TASK ITEM.
Check every line of the data below for "letters". Copy each one that has it.

DATA TO USE.
┄┄┄┄┄┄
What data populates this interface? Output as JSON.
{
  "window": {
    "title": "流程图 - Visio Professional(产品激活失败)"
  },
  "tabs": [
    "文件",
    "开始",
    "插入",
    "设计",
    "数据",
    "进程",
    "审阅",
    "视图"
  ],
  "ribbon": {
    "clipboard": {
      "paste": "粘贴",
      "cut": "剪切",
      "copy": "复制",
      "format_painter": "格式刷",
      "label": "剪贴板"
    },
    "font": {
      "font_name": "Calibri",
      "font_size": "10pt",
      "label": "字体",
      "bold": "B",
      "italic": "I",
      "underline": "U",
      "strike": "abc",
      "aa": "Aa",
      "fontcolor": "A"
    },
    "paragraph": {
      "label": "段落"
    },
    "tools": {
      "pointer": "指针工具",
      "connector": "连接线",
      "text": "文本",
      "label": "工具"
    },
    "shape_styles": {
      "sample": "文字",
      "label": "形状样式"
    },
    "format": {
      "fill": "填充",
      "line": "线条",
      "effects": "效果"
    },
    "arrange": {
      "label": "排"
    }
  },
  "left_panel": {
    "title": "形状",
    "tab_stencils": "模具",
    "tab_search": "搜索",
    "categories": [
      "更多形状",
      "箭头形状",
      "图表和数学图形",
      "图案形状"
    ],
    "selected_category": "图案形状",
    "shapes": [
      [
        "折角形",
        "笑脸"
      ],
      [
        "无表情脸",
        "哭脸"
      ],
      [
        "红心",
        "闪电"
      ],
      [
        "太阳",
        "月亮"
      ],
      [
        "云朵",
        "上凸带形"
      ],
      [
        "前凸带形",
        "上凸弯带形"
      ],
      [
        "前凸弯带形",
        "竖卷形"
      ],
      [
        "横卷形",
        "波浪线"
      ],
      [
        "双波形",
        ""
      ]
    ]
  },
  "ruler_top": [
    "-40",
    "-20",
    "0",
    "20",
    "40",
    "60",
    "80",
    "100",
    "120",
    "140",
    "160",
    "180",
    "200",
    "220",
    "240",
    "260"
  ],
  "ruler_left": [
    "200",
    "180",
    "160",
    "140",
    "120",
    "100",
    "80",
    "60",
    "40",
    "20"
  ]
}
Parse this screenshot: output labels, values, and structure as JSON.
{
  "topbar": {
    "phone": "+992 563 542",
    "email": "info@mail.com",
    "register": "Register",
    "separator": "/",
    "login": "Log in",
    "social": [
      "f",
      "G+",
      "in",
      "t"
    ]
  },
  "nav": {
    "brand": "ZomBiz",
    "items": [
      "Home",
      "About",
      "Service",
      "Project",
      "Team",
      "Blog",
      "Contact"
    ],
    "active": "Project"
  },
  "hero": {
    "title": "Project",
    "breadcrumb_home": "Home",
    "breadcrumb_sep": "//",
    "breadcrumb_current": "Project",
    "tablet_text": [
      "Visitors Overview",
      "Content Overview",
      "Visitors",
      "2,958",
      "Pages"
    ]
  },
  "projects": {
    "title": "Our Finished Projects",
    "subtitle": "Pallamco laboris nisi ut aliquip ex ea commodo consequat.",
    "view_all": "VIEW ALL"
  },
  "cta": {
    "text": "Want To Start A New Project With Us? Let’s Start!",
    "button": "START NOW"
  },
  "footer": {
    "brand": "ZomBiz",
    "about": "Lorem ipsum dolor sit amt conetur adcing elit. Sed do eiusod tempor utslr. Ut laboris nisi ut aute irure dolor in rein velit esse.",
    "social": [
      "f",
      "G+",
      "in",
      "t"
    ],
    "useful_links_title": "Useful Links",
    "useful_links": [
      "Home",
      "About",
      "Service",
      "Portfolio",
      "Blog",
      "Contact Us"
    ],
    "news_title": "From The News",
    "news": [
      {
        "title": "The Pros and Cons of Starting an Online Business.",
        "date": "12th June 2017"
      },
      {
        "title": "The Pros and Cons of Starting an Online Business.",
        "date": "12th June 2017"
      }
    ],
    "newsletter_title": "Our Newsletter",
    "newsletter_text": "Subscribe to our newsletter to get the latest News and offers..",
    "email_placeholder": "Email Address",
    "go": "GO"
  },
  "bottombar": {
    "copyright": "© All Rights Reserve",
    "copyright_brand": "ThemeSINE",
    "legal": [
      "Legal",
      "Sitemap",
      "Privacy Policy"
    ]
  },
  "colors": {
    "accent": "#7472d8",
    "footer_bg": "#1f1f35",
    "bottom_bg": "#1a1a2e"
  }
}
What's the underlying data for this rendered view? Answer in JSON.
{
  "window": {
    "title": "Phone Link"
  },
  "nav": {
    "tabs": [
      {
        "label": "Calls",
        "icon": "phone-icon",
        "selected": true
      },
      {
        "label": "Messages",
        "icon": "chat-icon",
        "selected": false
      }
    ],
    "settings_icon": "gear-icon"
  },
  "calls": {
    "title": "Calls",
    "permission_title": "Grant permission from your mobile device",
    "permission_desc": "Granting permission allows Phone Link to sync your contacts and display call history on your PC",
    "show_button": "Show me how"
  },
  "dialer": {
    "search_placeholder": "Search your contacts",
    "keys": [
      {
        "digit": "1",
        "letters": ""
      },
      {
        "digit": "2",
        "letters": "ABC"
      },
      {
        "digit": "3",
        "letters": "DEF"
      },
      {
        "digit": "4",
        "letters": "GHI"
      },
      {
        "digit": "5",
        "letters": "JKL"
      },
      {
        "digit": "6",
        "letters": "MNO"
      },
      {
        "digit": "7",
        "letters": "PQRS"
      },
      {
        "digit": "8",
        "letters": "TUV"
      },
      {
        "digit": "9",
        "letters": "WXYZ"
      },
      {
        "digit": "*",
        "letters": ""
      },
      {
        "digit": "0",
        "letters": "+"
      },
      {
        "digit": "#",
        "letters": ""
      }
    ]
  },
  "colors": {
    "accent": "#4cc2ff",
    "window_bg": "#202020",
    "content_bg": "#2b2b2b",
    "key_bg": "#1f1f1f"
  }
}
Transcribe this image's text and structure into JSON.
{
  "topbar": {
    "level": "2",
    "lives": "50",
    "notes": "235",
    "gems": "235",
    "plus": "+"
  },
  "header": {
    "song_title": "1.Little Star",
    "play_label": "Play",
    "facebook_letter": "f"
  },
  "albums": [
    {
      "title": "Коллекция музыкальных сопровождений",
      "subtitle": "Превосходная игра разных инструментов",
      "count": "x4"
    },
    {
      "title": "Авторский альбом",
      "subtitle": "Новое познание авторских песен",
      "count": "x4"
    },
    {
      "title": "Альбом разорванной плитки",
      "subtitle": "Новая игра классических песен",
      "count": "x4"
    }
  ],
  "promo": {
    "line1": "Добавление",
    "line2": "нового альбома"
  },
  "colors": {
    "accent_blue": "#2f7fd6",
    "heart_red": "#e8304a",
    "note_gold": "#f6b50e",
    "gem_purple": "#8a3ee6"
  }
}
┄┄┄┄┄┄
RESPONSE TO THIS TASK.
        "letters": ""
        "letters": "ABC"
        "letters": "DEF"
        "letters": "GHI"
        "letters": "JKL"
        "letters": "MNO"
        "letters": "PQRS"
        "letters": "TUV"
        "letters": "WXYZ"
        "letters": ""
        "letters": "+"
        "letters": ""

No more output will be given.